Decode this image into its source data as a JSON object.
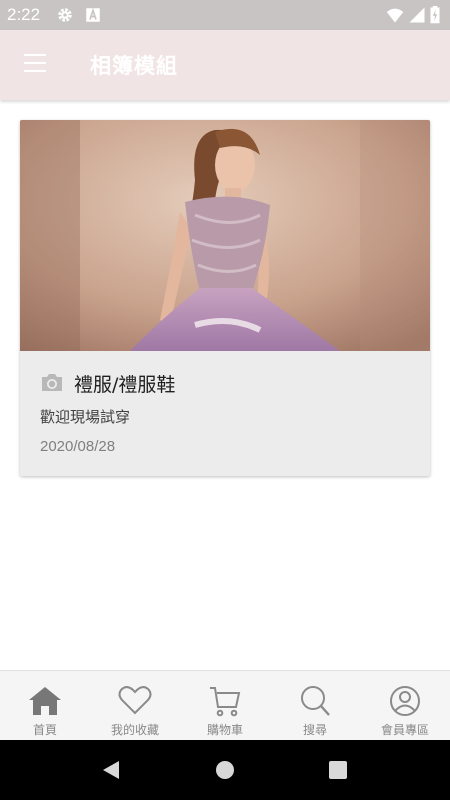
{
  "status_bar": {
    "time": "2:22",
    "icons": [
      "settings-icon",
      "a-badge-icon",
      "wifi-icon",
      "signal-icon",
      "battery-icon"
    ]
  },
  "app_bar": {
    "title": "相簿模組",
    "menu_icon": "hamburger-menu-icon"
  },
  "album": {
    "image": "dress-photo",
    "icon": "camera-icon",
    "title": "禮服/禮服鞋",
    "subtitle": "歡迎現場試穿",
    "date": "2020/08/28"
  },
  "bottom_nav": {
    "items": [
      {
        "label": "首頁",
        "icon": "home-icon"
      },
      {
        "label": "我的收藏",
        "icon": "heart-icon"
      },
      {
        "label": "購物車",
        "icon": "cart-icon"
      },
      {
        "label": "搜尋",
        "icon": "search-icon"
      },
      {
        "label": "會員專區",
        "icon": "member-icon"
      }
    ]
  },
  "colors": {
    "status_bar": "#c8c4c4",
    "app_bar": "#f1e4e4",
    "card": "#ececec",
    "nav_icon": "#8a8a8a",
    "home_icon": "#777777"
  }
}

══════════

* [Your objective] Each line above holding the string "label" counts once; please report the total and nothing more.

* [Answer space] 5